Albert Camus ("The Stranger"). Jean-Paul Sartre (Author of "Existentialism and Humanism"). Simone de Beauvoir ("She Came to Stay"). They are considered the leading French--if not the worldwide--proponents of existentialism. It's a big word that means, in essence, that to truly be free one kill their conscience; that one should act without fear of moral consequences.
Robert Smith, lead singer of The Cure, was greatly influenced by them. His song "Killing an Arab" was based on "The Stranger" and he stated that he read Sartre in the original French when in high school. It's believe that "Six Different Ways" by The Cure (Head on the Door Album) is about "The Dice Man" and it would seem to fit given Robert Smith's penchant for existentialism. See my Cure blog -- Disintegration Nation.

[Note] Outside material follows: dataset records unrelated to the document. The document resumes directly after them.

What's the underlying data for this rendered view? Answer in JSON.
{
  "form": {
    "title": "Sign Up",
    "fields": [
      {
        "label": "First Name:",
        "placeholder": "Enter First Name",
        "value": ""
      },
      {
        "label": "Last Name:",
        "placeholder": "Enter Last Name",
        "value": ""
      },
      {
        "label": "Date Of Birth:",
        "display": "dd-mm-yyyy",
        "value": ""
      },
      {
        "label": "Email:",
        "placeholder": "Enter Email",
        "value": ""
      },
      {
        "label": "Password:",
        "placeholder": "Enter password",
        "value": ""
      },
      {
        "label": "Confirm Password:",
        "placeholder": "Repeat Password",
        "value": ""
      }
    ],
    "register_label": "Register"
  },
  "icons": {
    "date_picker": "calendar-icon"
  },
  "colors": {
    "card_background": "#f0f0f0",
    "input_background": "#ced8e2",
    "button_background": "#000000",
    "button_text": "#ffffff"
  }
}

That's all fine and good, but where does that leave "The Dice Man"? The 1971 cult novel emulates these existential heroes by introducing readers to Dr. Luke Rhinehart, a fictional character (we think) who just happens to have the same name as the author of the novel. Hoomph. George Crockcroft is real name of the author and Luke Rhinehart is his penname, which makes tongue-in-cheek sense. Crockcroft sounds more like a penname or perhaps if you last name is Crockcroft you need a penname.
Dr. Rhinehart adopts the dicelifestyle by doing what a roll of dice tells him to do without regard to morality or social outcome. The protagonist tells readers: "The secret of the successful dicelife is to be a puppet on the strings of the die." We are told to "Create the options. Shake the dice. All else is nonsense."
If you are into existentialism or even nihilism, The Dice Man is for you. If not, the novel can drag over close to 600 pages and doesn't have the plotted storyline one might expect for a novel this size.
Andrew Barger author of The Divine Dantes trilogy.